The young infantrymen stood at attention. These foot soldiers wore bright red coats. In their hands, they carried rifles with bayonet points. They marched when ordered. Their faces held serious warrior expressions. On command, they fired their rifles. Clouds of gray smoke puffed from the barrels and the sound of artillery firing echoed through the Parade Ground. These soldiers portrayed the men stationed at Fort Henry in the year 1867, the year of Confederation, when Canada became a nation.
I witnessed this and several more of the many interpretive programs at Fort Henry National Historic Site. I planned this visit to Eastern Ontario’s largest heritage tourism attraction, a UNESCO site, as part of my 1,000 Islands Trip on my 10,000 Mile Grand Tour.
Before visiting Fort Henry, I printed a schedule of the “Activities” from its website (www.forthenry.com). On this Day Program, I used an orange highlighter to mark the event, fort level –upper or lower, and time.

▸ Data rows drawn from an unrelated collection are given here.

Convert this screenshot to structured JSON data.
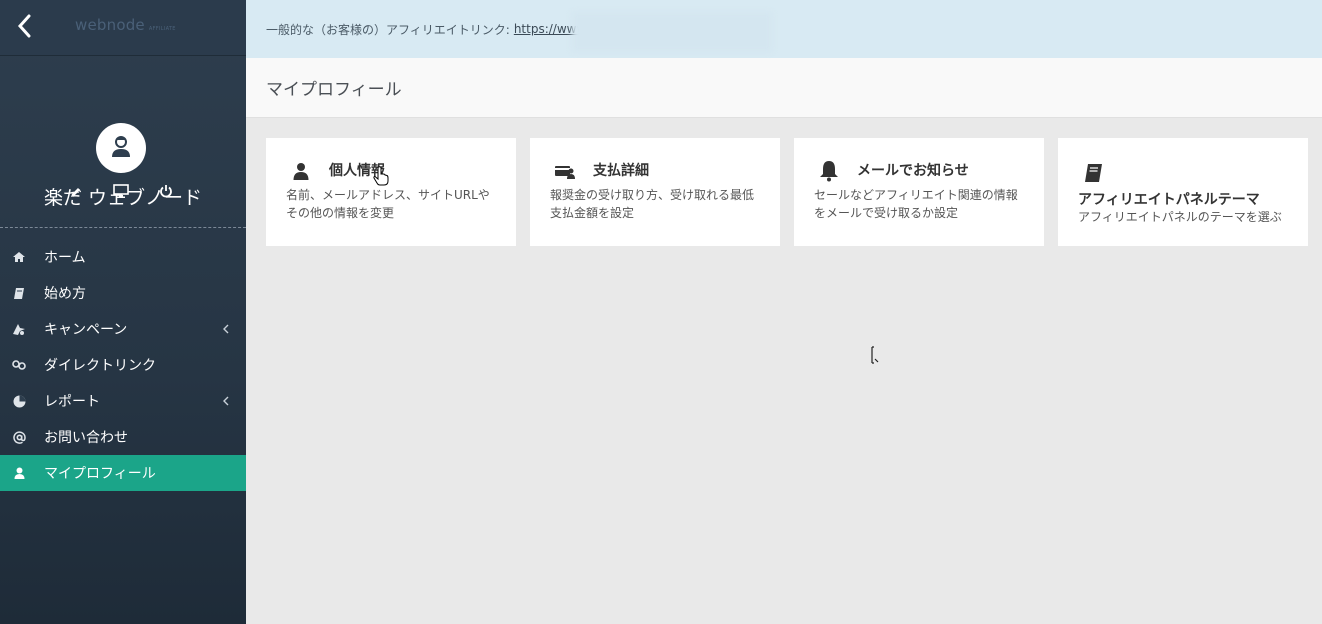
{
  "sidebar": {
    "logo_main": "webnode",
    "logo_sub": "AFFILIATE",
    "user_name": "楽だ ウェブノード",
    "nav": [
      {
        "label": "ホーム",
        "icon": "home-icon"
      },
      {
        "label": "始め方",
        "icon": "book-icon"
      },
      {
        "label": "キャンペーン",
        "icon": "campaign-icon"
      },
      {
        "label": "ダイレクトリンク",
        "icon": "link-icon"
      },
      {
        "label": "レポート",
        "icon": "chart-icon"
      },
      {
        "label": "お問い合わせ",
        "icon": "at-icon"
      },
      {
        "label": "マイプロフィール",
        "icon": "user-icon"
      }
    ]
  },
  "affiliate_bar": {
    "label": "一般的な（お客様の）アフィリエイトリンク:",
    "link": "https://www."
  },
  "page": {
    "title": "マイプロフィール"
  },
  "cards": [
    {
      "title": "個人情報",
      "desc": "名前、メールアドレス、サイトURLや その他の情報を変更",
      "icon": "person-icon"
    },
    {
      "title": "支払詳細",
      "desc": "報奨金の受け取り方、受け取れる最低 支払金額を設定",
      "icon": "payment-card-icon"
    },
    {
      "title": "メールでお知らせ",
      "desc": "セールなどアフィリエイト関連の情報 をメールで受け取るか設定",
      "icon": "bell-icon"
    },
    {
      "title": "アフィリエイトパネルテーマ",
      "desc": "アフィリエイトパネルのテーマを選ぶ",
      "icon": "notebook-icon"
    }
  ],
  "colors": {
    "sidebar_bg": "#2e3e4e",
    "active": "#1ba589",
    "affiliate_bar_bg": "#d8eaf3"
  }
}
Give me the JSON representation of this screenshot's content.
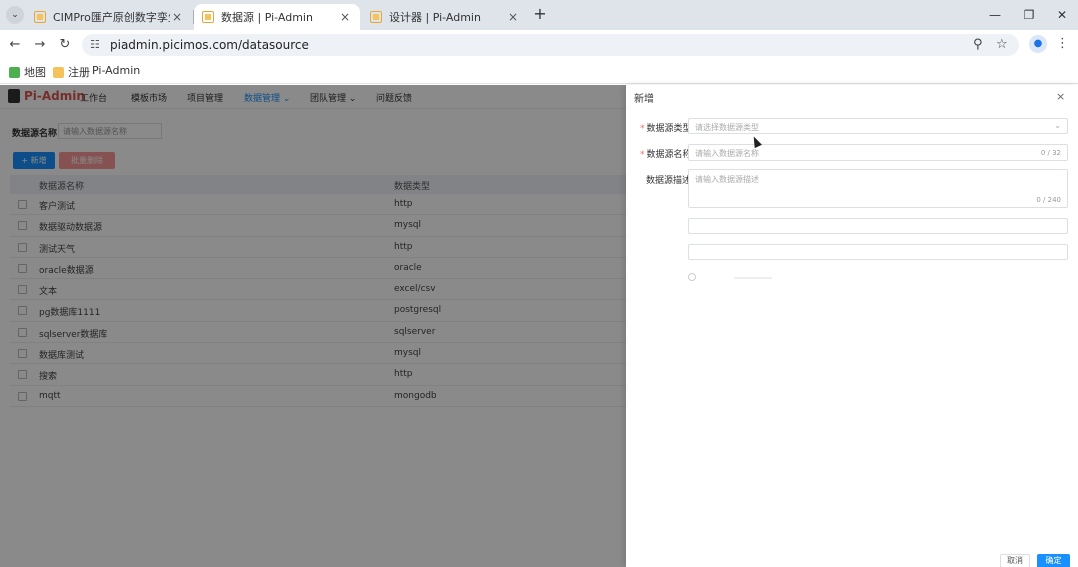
{
  "browser": {
    "tabs": [
      {
        "title": "CIMPro匯产原创数字孪生图形",
        "active": false
      },
      {
        "title": "数据源 | Pi-Admin",
        "active": true
      },
      {
        "title": "设计器 | Pi-Admin",
        "active": false
      }
    ],
    "new_tab": "+",
    "url": "piadmin.picimos.com/datasource",
    "bookmarks": [
      "地图",
      "注册",
      "Pi-Admin"
    ]
  },
  "app": {
    "logo": "Pi-Admin",
    "nav": [
      {
        "label": "工作台",
        "active": false
      },
      {
        "label": "模板市场",
        "active": false
      },
      {
        "label": "项目管理",
        "active": false
      },
      {
        "label": "数据管理 ⌄",
        "active": true
      },
      {
        "label": "团队管理 ⌄",
        "active": false
      },
      {
        "label": "问题反馈",
        "active": false
      }
    ],
    "search": {
      "label": "数据源名称",
      "placeholder": "请输入数据源名称"
    },
    "buttons": {
      "add": "+ 新增",
      "batch_delete": "批量删除"
    },
    "table": {
      "headers": [
        "数据源名称",
        "数据类型"
      ],
      "rows": [
        [
          "客户测试",
          "http"
        ],
        [
          "数据驱动数据源",
          "mysql"
        ],
        [
          "测试天气",
          "http"
        ],
        [
          "oracle数据源",
          "oracle"
        ],
        [
          "文本",
          "excel/csv"
        ],
        [
          "pg数据库1111",
          "postgresql"
        ],
        [
          "sqlserver数据库",
          "sqlserver"
        ],
        [
          "数据库测试",
          "mysql"
        ],
        [
          "搜索",
          "http"
        ],
        [
          "mqtt",
          "mongodb"
        ]
      ]
    }
  },
  "drawer": {
    "title": "新增",
    "close": "×",
    "fields": {
      "type": {
        "label": "数据源类型",
        "placeholder": "请选择数据源类型"
      },
      "name": {
        "label": "数据源名称",
        "placeholder": "请输入数据源名称",
        "count": "0 / 32"
      },
      "desc": {
        "label": "数据源描述",
        "placeholder": "请输入数据源描述",
        "count": "0 / 240"
      }
    },
    "footer": {
      "cancel": "取消",
      "ok": "确定"
    }
  },
  "colors": {
    "primary": "#1890ff",
    "danger": "#f56c6c",
    "mask": "rgba(0,0,0,0.46)"
  }
}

This approach made it easy to move from one activity to the next without fumbling in indecisiveness hour-by-hour.
I joined the 2 PM tour, one of eight English tours offered that day. By comparison, the Fort offered only four tours for French speaking people. Our guide wore a dress uniform, the red tunic, and moved with military form. This college student, who landed this role as a summer job, played her part exceptionally well. She moved our group through disciplinary cells, officers’ quarters, soldiers’ barracks, married quarters, schoolroom, and bakery pointing out the signifance of each location. She made history come alive as she explained how wealth bought rank in the military, why disease easily spread in the close quarters, and what interconnected roles officers, soldiers, and women played in daily life at the Fort.
Our guide told us about history. The British Army constructed the original Fort Henry in 1813. They dismantled it when the second Fort Henry was built from 1832 – 1837. The British Army first stationed soldiers at Fort Henry beginning in 1812. Soldiers remained within the fortress until 1891.
Our guide talked about defense. Throughout the 1800s, Fort Henry’s infantrymen prepared to defend themselves in battle should the enemy - the United States - threaten with a military attack. (The US never attacked this strategic stronghold of Kingston, Ontario.) Another purpose for Fort Henry was to defend the terminus of the Rideau Canal, the Royal Naval Dockyards, and Kingston Harbor. In the 1837 Rebellions, during World War I (1914 – 1918), and during World War II (1939 – 1945), the Fort served as a prisoner of war camp and internment camp.
Our guide explained why the Fort mascot is a goat named David. From 1842 – 1843, the Royal Welch Fusiliers served at Fort Henry. Their mascot was a goat. In commemoration of their service, a white Saanen goat lives on the premises. The current goat is “David IX”, the 9th mascot of Fort Henry.
In this 60 minute tour, I gained a tremendous appreciation for Fort Henry and great insight to life there in the 1800s. This is a credit to the thorough narration of our guide and her depth of training. With this outstanding orientation to the Fort, I appreciated the next series of activities on my pre-selected schedule as more than simply military drills. This was a reenactment of Canadian military history.
I took a seat in the spectator bleachers on the sunny side of the Parade Ground. I watched the Garrison Parade, Artillery Firing, and Rifle Drills. I saw “David IX” take a place of honor with the officers.
When an officer dismissed the soldiers, I walked along the ramparts imagining life there when many companies of 100 men, their wives, and children lived within the Fort walls. They were a disciplined people who faced hardships and sacrifice for the country they served. The glory of a nation born on this land belongs to them. It’s their contribution, Canada’s heritage.
What I had seen and felt during this afternoon at Fort Henry came to a patriotic grand finale - The End of Day Ceremonial. Armed soldiers again formed military lines on the Parade Ground in an elaborate series of movements. Some stood at attention beneath the waving British flag. Other lifted their boots in a high march as they climbed steps up the ramparts and prepared to load a canon. A single infantry man played the bugle. With honor and glory, the soldiers sounded their rifles, fired the canon, and lowered the flag. Not a sound was heard soldiers folded the flag and carried it away for safe keeping.
June 23, 2008
“Fort Henry National Historic Site is one of Canada’s premier historic attractions, and has been designated by the Government of Canada as a place of national significance. In 2007, Fort Henry was included in the designation of the Rideau Canal as a UNESCO World Heritage Site.”
– John Robertson, Manager Fort Henry National Historic Site of Canada
I highly recommend visiting Fort Henry – Patty Lonsbary
Fort Henry National Historic Site of Canada
From Highway 401, take Exit 623 (Country Road 15) south to the end,
turn right on Country Road 2, turn left at first traffic light to Information Center,
or continue to Fort Henry at the crest of the hill.